"I'm going to throw up the next time down the field."
It had been a long time since I had played a full-speed game of ultimate frisbee. It's been a long time since I've played a full-speed game of anything. My workouts now include riding my bike, yoga, or maybe a jog, but those aren't the same as playing an actual sport. My cousin Charlie, my roommate John Adam "J. Barrelroll," and I went to the park by our apartment to throw a frisbee around. We do this quite a bit. When the weather is as nice as it was in Dallas last weekend, you have to take advantage of it.
We threw a few times, mostly laughing at how difficult the windy day made any throw, and were talking about walking back when a guy approached us and wanted to know if we wanted in on a game of ultimate. He and his buddies play every week. They were wearing athletic clothes and cleats, we were wearing chaco sandals and khaki shorts. We agreed to play with these guys, knowing we would be the worst players on the field.
Within seconds I was winded. Around the third or fourth time down the field I knew I was going to have to play a "YMCA ball"-style game here: picking the moments to run full speed and then basically walking around the rest of the time, like old men playing hoops at a YMCA.
Ascesis is a word used often in Christian history. It's a word that means self-denial, self-restraint, or the ability to deny your desires in order to better control your impulses. It comes from the Greek word for exercise. Spiritual disciplines are like physical exercise. You have to learn to control yourself so you are prepared for both the weight of trials and the joy of God's calling for your life. The ascetic is one who has exercised himself to the point he can handle what God has for him, and can resist what the world throws his way. In the same way I need to trim some physical fat from my midsection, I also need to trim spiritual fat. An early church father Evagrius of Pontus once wrote, "Spiritual fat is the obtuseness with which evil cloaks the intelligence."
Ascesis isn't devotion to a set of rules. Instead, proper spiritual exercise sets us free to live and act as the Spirit guides us. Our spirit becomes lithe and we move through the world with supernatural fluidity. When you feel it, you know. Another early mystic, Benedict of Nursia once wrote, "For as you advance gradually in a holy life and in faith, your heart is enlarged and you run the way of God's commandments in an ineffable sweetness of love."
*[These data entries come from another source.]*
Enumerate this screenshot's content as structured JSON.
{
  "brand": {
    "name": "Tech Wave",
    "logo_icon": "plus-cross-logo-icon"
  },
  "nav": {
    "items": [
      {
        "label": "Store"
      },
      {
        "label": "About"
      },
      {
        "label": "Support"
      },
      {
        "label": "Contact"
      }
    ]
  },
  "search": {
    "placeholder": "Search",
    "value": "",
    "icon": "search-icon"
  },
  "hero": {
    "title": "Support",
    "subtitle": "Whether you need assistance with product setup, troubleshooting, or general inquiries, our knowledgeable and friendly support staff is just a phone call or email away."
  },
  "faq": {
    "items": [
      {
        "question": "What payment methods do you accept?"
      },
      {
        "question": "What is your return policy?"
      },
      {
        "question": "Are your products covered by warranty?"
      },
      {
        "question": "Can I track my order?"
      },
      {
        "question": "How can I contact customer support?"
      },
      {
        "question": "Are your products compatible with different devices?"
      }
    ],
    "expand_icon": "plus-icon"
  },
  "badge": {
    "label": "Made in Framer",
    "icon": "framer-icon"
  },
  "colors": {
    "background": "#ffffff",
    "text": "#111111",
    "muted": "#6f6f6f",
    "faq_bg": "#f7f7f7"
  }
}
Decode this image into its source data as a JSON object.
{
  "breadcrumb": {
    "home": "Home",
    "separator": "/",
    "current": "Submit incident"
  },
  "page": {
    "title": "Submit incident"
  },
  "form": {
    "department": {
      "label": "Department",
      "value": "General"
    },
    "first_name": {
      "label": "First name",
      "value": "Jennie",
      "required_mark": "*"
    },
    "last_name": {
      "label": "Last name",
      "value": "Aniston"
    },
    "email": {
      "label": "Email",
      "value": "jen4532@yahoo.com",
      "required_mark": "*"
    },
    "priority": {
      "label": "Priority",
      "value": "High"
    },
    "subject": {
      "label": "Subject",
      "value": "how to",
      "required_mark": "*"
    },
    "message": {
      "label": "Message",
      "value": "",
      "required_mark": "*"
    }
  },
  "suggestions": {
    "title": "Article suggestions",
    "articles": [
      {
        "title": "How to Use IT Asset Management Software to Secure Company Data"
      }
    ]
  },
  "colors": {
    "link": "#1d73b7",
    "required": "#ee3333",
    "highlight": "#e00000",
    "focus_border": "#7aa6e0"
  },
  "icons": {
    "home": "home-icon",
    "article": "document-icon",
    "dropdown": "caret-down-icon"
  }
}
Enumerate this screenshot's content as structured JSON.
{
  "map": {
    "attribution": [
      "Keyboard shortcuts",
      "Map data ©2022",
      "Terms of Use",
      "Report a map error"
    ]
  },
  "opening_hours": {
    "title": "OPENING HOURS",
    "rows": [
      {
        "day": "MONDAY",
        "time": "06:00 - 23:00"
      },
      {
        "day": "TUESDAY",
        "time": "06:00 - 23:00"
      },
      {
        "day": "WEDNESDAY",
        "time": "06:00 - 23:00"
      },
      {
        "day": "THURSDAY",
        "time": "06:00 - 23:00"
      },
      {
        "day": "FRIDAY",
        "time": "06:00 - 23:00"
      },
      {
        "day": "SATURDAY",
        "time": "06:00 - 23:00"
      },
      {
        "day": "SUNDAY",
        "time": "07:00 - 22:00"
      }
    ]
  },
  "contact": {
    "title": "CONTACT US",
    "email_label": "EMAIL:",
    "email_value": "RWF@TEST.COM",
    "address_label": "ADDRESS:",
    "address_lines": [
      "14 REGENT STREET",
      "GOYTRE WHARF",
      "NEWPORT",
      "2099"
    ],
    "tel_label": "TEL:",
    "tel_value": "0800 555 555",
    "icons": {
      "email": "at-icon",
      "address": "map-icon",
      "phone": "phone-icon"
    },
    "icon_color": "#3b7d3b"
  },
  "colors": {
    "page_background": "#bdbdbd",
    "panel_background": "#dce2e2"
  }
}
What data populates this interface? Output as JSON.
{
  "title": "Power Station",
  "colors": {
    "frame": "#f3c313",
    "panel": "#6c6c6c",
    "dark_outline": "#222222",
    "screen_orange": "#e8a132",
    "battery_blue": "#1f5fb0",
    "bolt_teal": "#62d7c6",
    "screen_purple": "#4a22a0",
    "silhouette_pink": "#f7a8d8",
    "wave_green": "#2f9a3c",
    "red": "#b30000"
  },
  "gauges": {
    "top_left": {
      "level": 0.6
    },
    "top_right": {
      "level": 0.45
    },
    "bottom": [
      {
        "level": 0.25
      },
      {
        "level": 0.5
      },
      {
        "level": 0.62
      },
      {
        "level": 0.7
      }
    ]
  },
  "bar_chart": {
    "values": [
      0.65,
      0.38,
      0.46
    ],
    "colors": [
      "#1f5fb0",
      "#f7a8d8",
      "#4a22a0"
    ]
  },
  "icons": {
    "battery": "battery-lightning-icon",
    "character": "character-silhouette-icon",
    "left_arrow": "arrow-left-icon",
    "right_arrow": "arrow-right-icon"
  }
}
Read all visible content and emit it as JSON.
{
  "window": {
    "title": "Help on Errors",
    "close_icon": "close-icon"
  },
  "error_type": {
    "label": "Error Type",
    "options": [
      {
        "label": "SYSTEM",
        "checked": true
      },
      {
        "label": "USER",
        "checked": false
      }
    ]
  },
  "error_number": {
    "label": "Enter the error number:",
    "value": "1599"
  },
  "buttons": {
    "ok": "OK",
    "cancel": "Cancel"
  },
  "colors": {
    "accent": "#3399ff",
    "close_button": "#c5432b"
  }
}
The great basketball stars don't think about over-working themselves during games. They've gotten in good enough shape fatigue doesn't even factor into their thinking. Instead, the greats are able to play the game with complete freedom and control of their abilities. Lebron James seems to move at a different speed than everyone around him, making snap decisions and expressing himself through a nearly poetic playing-style. In the same way, spiritual exercise like the observance of Lent or fasts will trim spiritual fat and allow us to move freely through God's love.